Brian Bennett: Well, it's not quite as simple as the Big Ten just deciding to play night games, Whittney. TV dictates just about every starting time, and if executives don't choose a game for prime time, that's life. Of course, if schools like Michigan wanted to play at night in November, it could happen. But where's the incentive for the Wolverines, who are going to put more than 100,000 fans in the stands whether they play at 8 p.m. or 8 a.m.? I get the whole exposure thing, but I don't think the lack of November night games in the Big Ten is all that big of a deal.
John M. from Martinsburg, W. Va., writes: I have to agree with Rob, from NY, about neutral site games. College football should be about playing for the students. I do take issue with a statement that you made though, about huge NFL stadiums. Most NFL stadiums are not all that big. The Redskins' stadium is one of the biggest and it seats less than 80,000. Many, if not most, Big 10 stadiums are larger than that. Going to an NFL stadium wouldn't be that special to a Penn State, Michigan, or Ohio State fan or to any Big 10 players who regularly play in truly high stadiums, either at home or away.
Brian Bennett: You're right about that. When I said huge, I was thinking more along the lines of Cowboys Stadium, which is an enormous complex but which does only seat 80,000. I would disagree that it wouldn't be special for Big Ten players to play in an NFL stadium, however. Those kids all grow up dreaming of playing in the league, and for many, those games would be as close as they get. And you can't discount the recruiting factor in these games, not only in terms of national exposure and opportunity, but also for schools to play in different areas.

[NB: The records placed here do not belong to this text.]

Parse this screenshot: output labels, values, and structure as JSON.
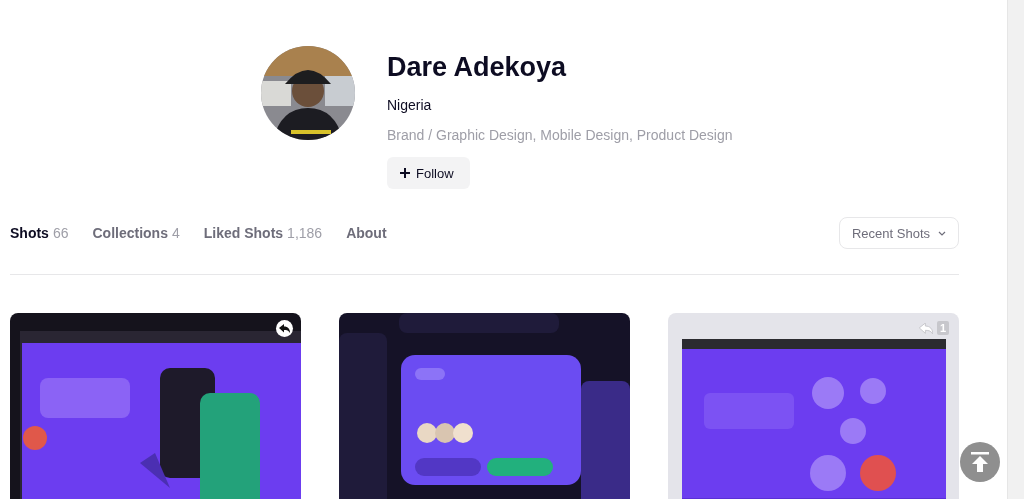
{
  "profile": {
    "name": "Dare Adekoya",
    "location": "Nigeria",
    "skills": "Brand / Graphic Design, Mobile Design, Product Design",
    "follow_button": "Follow"
  },
  "tabs": [
    {
      "label": "Shots",
      "count": "66",
      "selected": true
    },
    {
      "label": "Collections",
      "count": "4",
      "selected": false
    },
    {
      "label": "Liked Shots",
      "count": "1,186",
      "selected": false
    },
    {
      "label": "About",
      "selected": false
    }
  ],
  "sort_dropdown": {
    "value": "Recent Shots"
  },
  "shots": [
    {
      "kind": "picture",
      "rebound": true
    },
    {
      "kind": "picture",
      "rebound": false
    },
    {
      "kind": "picture",
      "rebound": true,
      "rebound_count": "1"
    }
  ]
}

Samuel from Iowa City, Iowa, writes: Brian, just want to say your case for the B1G West being "better" than the Big XII North is weak. Your numbers don't lie. But was the West enough better to say definitely it won't be like the North? And not only are the numbers not significantly better, the West is also hinging on inconsistent teams like Iowa to return to past form, not something I'd bet the farm on unless I had a gun to my head.
Brian Bennett: Samuel, as I wrote in that piece, teams like Iowa and Northwestern simply have to perform well for the Big Ten West to avoid becoming another Big 12 North. There are many valid comparisons between the two divisions. But what the West has that the Big 12 North did not is a program in Wisconsin that has proven it can consistently win at a high level with more than one coach. Iowa, Northwestern, Illinois, Purdue and Minnesota are at least as likely to occasionally rise up and challenge for the division title as Kansas, Iowa State, Missouri and -- in latter years -- Colorado were. As some pointed out, Nebraska probably also won't be as strong atop the Big Ten West as it was for stretches in the Big 12 North. We can't do a straight one-to-one comparison of the divisions, because one hasn't begun yet and the other one is gone. Only time will tell if the Big Ten West can maintain competitive depth.